(Information begins)

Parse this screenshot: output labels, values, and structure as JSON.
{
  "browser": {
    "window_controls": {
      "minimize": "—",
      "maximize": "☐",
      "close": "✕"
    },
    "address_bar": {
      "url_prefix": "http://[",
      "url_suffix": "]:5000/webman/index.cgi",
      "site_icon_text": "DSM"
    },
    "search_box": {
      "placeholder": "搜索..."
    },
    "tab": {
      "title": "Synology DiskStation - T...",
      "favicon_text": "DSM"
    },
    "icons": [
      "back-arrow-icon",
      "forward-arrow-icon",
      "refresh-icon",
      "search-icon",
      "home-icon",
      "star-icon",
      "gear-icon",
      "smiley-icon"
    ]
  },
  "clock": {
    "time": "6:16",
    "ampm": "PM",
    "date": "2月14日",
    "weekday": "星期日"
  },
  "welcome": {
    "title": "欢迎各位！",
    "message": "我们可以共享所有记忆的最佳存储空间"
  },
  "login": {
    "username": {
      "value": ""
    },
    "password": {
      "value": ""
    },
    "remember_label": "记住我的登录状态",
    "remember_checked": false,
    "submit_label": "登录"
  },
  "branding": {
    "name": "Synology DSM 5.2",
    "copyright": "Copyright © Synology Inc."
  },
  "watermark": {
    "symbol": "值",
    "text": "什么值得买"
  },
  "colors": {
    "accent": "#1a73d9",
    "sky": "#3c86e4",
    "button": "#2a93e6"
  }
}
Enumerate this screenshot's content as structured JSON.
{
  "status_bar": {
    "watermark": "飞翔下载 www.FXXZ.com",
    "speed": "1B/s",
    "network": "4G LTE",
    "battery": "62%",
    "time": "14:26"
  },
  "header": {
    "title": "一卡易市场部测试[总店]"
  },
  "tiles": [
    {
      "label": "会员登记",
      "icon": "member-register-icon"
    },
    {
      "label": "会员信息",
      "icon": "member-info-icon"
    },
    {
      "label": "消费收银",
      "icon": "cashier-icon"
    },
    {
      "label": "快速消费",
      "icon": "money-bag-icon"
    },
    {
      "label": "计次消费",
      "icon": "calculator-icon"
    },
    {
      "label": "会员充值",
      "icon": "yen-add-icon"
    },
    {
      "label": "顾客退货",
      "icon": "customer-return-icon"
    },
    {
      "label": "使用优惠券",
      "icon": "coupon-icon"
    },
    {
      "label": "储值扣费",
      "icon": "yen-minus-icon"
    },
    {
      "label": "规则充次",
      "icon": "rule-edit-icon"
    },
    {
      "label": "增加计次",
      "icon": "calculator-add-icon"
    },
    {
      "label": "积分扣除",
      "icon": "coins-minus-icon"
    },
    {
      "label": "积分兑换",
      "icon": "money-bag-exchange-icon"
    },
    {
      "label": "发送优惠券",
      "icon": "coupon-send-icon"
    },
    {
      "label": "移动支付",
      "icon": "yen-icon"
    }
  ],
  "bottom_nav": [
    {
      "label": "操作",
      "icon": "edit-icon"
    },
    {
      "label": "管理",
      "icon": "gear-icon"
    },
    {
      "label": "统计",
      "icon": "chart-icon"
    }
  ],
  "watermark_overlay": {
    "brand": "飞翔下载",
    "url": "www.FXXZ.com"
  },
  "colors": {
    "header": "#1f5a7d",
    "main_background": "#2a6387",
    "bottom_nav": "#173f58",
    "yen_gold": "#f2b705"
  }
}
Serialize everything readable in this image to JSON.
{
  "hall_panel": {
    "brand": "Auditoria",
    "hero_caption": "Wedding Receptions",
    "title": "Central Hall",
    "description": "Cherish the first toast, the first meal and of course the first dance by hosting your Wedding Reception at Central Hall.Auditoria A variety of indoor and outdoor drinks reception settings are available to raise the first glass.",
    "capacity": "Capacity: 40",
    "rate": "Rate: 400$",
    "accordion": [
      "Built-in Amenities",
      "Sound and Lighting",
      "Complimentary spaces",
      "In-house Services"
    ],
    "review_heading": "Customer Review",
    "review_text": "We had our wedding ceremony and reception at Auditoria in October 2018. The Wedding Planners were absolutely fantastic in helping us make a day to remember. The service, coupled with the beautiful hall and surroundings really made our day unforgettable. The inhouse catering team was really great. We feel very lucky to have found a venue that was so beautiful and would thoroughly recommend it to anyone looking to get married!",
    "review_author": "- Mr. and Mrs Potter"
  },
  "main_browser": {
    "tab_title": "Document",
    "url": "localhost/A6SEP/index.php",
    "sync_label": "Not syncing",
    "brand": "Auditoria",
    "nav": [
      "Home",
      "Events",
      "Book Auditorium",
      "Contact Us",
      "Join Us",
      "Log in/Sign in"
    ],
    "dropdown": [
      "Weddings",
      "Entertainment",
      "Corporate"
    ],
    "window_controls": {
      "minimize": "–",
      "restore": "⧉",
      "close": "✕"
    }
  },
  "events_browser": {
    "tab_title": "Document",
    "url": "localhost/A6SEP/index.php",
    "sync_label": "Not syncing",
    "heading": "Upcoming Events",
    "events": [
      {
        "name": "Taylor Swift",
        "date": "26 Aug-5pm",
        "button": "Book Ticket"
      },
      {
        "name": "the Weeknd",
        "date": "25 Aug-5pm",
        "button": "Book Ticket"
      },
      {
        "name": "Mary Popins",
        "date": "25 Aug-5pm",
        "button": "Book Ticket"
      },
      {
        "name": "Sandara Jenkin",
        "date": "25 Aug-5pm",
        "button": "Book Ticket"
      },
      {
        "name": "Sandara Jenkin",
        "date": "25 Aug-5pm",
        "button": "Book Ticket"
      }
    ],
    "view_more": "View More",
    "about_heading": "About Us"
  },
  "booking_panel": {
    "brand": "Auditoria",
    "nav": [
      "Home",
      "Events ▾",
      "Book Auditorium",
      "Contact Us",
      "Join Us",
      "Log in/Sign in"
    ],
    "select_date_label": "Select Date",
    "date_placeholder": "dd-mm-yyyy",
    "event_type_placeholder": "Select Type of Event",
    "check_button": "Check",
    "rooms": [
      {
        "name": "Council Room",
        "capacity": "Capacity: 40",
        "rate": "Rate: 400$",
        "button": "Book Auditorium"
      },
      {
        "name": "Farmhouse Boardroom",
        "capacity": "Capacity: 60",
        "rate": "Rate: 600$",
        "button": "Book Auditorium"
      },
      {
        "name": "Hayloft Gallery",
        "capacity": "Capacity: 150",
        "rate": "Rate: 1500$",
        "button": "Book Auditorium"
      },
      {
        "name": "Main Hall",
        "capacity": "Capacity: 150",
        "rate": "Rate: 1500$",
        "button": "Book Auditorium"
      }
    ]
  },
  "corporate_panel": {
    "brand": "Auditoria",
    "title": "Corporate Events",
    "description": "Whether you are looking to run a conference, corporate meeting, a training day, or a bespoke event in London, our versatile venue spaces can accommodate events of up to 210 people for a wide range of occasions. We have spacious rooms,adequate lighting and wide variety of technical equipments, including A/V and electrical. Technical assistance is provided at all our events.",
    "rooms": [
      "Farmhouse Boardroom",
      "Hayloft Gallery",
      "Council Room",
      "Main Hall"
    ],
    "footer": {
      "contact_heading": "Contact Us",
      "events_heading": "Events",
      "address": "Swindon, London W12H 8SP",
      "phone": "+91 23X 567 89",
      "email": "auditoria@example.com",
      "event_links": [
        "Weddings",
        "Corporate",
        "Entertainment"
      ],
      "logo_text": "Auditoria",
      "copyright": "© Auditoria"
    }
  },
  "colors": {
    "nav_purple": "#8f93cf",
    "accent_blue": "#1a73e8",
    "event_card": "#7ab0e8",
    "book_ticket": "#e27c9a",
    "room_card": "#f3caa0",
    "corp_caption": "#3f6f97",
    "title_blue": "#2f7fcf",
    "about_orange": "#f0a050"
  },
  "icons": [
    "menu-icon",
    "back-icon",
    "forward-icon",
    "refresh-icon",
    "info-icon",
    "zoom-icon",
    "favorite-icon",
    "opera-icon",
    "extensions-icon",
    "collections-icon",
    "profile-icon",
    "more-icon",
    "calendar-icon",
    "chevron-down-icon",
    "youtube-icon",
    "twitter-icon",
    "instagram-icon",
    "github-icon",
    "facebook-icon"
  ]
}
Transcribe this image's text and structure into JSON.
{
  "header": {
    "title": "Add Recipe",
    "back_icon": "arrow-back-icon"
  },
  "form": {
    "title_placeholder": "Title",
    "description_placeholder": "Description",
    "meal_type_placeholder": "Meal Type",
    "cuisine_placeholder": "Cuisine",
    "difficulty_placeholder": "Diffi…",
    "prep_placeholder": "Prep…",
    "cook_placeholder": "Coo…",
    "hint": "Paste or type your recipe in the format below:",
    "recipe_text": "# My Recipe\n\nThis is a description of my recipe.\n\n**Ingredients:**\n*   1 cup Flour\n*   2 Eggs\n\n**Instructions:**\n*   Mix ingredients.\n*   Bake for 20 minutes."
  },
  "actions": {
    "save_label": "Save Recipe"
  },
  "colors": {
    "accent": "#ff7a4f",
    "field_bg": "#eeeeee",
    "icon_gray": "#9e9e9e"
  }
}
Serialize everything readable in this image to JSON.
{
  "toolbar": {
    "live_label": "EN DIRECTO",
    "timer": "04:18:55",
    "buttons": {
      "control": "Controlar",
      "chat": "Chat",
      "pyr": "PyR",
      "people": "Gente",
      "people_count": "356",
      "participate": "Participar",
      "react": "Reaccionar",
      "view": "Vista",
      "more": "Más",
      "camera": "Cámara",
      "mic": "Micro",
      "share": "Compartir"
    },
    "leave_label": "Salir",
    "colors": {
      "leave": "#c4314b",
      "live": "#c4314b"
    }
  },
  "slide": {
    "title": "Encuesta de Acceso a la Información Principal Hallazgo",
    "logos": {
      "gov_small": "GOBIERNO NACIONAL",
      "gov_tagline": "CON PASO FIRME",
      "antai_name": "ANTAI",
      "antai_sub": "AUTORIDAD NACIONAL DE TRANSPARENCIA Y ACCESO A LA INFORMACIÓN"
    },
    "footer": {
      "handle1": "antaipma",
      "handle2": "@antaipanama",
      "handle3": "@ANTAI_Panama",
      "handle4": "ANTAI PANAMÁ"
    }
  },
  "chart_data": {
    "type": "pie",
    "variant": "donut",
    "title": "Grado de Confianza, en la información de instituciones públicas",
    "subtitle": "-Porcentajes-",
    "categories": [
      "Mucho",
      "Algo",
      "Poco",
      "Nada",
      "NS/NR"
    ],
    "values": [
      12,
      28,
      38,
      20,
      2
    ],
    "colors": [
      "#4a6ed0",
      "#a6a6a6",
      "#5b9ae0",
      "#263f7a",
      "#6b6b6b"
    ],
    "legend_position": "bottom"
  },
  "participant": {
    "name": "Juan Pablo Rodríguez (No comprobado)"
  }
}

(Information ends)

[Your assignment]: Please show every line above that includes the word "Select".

[Result of the exercise]:
    "select_date_label": "Select Date",
    "event_type_placeholder": "Select Type of Event",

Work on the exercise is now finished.